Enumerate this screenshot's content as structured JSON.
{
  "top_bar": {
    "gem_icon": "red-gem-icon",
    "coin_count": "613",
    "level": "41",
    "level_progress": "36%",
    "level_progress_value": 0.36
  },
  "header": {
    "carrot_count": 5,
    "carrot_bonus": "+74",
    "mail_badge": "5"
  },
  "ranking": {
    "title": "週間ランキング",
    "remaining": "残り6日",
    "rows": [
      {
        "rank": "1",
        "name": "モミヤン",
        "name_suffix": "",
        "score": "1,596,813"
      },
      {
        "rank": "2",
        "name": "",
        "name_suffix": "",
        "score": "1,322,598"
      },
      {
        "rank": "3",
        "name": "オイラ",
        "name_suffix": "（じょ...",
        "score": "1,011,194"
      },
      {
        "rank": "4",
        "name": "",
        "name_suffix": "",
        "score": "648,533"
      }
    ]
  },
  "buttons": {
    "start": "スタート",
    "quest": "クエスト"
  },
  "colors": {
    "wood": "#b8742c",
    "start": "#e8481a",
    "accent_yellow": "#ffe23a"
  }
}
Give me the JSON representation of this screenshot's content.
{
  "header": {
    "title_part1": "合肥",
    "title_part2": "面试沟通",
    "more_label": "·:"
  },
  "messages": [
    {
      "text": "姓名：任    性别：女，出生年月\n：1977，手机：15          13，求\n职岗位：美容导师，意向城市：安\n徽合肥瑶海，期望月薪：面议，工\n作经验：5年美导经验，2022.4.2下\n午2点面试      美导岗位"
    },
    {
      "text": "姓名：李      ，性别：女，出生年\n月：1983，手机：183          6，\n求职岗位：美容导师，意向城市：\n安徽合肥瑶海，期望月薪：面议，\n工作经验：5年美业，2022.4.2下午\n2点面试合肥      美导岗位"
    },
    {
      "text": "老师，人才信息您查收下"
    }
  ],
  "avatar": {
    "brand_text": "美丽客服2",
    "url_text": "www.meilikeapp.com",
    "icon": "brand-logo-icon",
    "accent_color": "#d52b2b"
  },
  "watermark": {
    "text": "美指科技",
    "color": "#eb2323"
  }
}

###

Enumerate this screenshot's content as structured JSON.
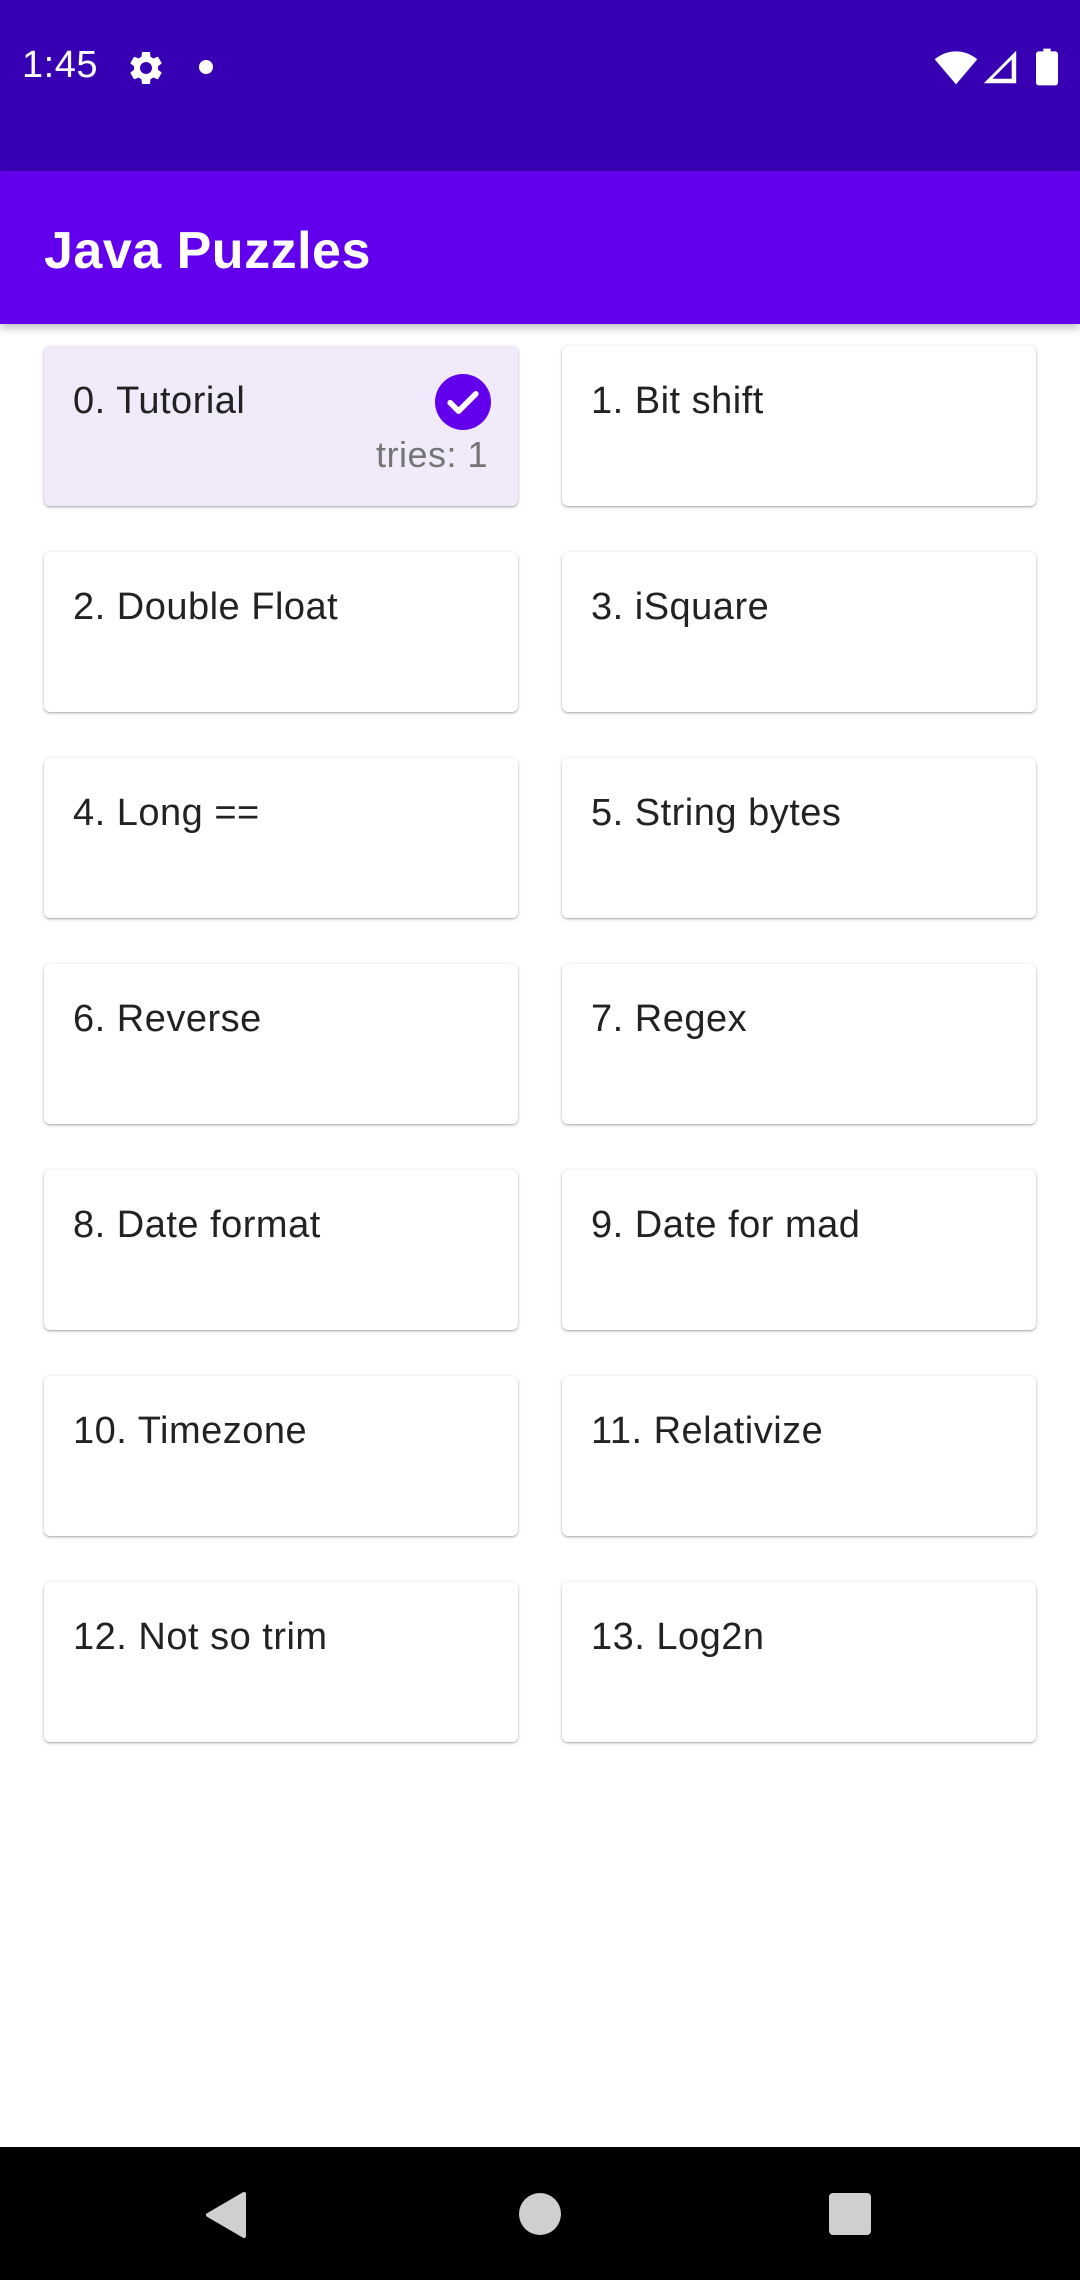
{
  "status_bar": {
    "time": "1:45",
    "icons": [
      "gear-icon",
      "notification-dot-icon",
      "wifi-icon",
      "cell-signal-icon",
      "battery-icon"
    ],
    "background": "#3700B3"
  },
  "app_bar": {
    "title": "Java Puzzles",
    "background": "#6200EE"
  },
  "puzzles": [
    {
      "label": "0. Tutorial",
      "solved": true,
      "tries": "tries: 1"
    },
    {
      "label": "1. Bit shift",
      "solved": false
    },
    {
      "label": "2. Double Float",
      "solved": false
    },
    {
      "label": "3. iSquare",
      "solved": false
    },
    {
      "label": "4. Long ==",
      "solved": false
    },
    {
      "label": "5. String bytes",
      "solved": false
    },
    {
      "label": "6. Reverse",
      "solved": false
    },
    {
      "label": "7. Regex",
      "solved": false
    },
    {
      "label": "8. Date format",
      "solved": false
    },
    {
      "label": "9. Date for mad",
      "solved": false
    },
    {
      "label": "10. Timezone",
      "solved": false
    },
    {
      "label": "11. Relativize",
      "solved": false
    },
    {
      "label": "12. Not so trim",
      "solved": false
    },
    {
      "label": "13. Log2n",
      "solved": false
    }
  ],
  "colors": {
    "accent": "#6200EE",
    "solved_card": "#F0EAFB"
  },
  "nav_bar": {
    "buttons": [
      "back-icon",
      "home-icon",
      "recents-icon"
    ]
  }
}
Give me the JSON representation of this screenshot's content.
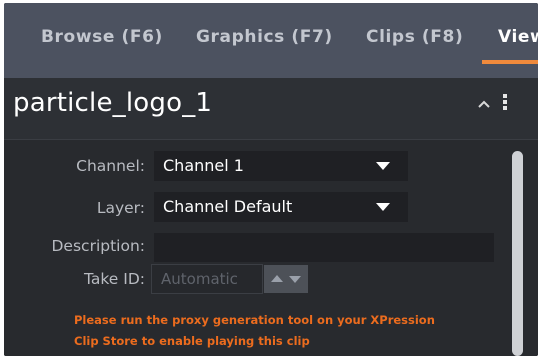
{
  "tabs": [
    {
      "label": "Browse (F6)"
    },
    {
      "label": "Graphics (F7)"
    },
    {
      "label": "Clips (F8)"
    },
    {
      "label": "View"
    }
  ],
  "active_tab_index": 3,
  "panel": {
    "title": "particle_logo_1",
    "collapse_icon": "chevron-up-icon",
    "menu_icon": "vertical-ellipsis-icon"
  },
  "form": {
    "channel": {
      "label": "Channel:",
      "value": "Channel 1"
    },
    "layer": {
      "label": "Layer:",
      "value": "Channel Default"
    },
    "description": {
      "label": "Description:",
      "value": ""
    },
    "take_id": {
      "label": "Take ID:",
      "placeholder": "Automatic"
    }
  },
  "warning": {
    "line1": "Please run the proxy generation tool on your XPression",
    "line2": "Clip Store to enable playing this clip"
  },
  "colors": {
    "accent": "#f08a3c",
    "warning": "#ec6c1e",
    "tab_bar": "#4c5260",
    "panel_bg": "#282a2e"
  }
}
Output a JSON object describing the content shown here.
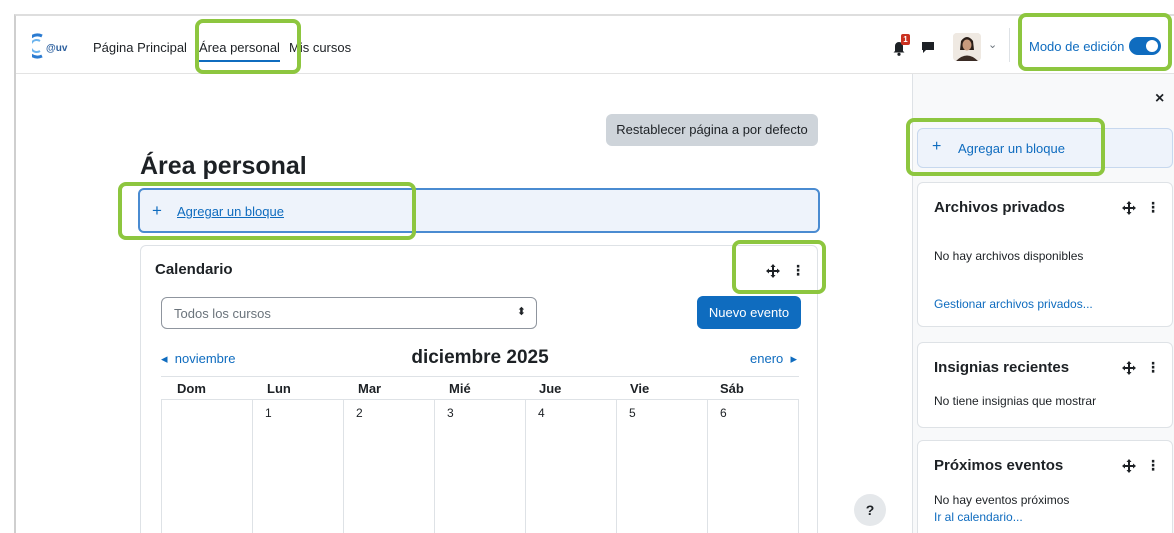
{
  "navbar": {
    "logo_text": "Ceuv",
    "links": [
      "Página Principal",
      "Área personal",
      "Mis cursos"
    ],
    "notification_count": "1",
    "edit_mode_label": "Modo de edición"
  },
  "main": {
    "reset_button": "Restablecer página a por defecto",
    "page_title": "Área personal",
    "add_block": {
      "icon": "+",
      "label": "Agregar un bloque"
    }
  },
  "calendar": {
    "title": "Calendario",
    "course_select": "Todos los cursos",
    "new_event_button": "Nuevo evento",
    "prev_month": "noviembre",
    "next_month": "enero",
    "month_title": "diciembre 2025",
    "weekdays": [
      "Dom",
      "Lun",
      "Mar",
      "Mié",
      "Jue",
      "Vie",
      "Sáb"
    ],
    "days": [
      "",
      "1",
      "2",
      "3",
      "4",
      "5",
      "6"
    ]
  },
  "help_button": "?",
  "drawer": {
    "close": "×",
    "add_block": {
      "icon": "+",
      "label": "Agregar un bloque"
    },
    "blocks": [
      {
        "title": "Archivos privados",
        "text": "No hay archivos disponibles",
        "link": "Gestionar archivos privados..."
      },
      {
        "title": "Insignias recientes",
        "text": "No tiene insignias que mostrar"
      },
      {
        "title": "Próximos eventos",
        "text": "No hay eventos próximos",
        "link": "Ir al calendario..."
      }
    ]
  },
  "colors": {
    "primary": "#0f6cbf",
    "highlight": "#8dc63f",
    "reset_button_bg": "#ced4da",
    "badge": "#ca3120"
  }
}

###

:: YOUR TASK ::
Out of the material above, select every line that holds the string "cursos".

:: SOLUTION ::
      "Mis cursos"
    "course_select": "Todos los cursos",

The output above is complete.